_Action item_. Below are some records. Copy every line in them that holds "JSON".

_Component data from apps and pages_.
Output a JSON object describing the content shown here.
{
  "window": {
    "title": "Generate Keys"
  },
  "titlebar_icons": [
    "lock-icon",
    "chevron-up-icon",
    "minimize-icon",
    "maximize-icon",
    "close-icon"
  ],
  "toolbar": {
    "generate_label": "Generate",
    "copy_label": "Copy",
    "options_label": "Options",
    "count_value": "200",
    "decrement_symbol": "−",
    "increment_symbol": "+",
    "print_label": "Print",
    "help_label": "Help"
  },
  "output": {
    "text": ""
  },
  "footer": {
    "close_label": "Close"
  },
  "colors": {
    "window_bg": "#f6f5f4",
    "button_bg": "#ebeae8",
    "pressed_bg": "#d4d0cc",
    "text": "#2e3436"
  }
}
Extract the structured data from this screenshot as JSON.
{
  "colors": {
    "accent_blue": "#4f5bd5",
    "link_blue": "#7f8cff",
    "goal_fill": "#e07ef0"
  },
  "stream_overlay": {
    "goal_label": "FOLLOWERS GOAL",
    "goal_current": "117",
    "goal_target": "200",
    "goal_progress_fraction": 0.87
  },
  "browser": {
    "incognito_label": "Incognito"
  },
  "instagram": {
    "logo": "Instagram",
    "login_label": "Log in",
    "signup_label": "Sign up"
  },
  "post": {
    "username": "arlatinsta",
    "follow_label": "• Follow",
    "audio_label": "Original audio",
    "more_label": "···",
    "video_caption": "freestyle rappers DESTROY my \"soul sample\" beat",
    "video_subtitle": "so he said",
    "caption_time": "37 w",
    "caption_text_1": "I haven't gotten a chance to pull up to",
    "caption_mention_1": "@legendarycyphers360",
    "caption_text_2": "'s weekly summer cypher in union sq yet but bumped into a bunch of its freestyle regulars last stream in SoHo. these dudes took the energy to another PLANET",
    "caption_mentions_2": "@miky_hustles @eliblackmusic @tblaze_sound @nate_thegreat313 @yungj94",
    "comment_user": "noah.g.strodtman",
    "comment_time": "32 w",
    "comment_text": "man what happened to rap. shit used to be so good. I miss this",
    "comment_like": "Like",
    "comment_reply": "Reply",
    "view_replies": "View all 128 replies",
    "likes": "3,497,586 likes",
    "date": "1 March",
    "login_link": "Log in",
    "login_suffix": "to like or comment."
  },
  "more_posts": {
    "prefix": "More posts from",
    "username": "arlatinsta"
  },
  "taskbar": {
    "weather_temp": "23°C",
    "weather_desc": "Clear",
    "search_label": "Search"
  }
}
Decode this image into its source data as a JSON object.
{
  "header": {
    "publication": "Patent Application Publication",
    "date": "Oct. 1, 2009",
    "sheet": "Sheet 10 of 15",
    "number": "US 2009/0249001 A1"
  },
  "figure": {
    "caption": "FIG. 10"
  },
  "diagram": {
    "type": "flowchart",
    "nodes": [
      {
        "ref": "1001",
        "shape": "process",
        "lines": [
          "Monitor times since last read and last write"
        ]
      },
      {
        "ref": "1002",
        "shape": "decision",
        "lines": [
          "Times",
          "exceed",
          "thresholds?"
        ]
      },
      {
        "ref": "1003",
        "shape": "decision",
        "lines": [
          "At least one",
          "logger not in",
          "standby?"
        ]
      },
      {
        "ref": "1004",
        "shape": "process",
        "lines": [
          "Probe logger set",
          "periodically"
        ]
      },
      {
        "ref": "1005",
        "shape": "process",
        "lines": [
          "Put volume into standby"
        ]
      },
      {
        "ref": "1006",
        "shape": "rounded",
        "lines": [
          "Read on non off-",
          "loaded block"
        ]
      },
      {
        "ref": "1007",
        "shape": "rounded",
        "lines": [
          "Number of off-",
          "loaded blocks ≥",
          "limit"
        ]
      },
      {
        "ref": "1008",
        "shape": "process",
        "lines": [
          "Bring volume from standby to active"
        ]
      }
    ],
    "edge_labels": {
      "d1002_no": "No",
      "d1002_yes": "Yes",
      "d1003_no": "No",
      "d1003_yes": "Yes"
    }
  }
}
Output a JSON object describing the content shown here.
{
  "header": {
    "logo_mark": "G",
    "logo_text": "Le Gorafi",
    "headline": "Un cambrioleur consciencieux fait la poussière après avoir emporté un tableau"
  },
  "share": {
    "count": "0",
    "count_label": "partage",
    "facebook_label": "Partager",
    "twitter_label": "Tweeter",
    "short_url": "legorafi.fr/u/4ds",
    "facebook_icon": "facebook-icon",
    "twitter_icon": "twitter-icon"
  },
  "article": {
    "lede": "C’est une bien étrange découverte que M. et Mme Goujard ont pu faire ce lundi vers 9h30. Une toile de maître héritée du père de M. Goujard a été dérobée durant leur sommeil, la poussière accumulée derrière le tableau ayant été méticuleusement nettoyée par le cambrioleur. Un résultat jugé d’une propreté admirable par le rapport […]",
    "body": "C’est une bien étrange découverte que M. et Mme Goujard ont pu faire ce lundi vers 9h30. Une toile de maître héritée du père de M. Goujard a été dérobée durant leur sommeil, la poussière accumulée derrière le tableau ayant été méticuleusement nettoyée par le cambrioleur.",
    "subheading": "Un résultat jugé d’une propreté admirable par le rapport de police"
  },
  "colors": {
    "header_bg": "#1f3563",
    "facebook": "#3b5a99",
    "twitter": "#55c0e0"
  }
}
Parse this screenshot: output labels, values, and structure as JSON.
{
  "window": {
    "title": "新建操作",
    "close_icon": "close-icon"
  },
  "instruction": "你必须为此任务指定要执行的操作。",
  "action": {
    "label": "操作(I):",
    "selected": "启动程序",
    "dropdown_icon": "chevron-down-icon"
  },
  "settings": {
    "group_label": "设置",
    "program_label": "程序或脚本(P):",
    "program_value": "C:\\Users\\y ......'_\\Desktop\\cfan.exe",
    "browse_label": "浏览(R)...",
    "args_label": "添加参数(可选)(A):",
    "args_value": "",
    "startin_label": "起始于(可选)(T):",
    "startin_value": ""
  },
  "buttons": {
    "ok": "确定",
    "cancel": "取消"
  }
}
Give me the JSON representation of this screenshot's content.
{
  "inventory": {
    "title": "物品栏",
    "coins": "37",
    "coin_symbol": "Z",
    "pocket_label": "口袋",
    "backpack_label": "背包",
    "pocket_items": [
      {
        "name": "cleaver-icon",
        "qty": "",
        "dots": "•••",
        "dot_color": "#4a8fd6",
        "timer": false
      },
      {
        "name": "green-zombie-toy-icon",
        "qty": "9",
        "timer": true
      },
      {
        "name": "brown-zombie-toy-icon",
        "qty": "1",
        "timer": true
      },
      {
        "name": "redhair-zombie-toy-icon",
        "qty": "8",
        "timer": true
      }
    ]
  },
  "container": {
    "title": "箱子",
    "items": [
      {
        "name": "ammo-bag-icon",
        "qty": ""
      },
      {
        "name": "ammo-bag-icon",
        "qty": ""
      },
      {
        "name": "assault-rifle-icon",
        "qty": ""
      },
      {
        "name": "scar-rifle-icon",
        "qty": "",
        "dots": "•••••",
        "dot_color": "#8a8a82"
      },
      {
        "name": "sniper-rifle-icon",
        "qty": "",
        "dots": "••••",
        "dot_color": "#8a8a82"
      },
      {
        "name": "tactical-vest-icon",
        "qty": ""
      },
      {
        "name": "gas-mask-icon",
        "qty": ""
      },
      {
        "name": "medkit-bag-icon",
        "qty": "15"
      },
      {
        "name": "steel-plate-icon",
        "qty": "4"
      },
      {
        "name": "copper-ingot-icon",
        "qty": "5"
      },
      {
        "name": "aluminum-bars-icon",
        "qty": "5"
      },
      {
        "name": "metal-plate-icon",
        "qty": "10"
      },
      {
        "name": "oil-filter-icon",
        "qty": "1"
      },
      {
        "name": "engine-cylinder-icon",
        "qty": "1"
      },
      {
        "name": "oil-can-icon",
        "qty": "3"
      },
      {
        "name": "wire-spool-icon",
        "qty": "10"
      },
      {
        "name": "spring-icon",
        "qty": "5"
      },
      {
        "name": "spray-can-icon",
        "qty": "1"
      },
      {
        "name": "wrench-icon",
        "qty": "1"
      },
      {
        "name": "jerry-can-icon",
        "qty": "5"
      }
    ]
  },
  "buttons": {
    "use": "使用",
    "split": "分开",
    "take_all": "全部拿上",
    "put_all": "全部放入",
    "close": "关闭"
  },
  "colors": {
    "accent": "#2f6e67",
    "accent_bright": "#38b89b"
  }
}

_Response to this exercise_.
Output a JSON object describing the content shown here.
Extract the structured data from this screenshot as JSON.
Decode this image into its source data as a JSON object.
Output a JSON object describing the content shown here.
Parse this screenshot: output labels, values, and structure as JSON.
Give me the JSON representation of this screenshot's content.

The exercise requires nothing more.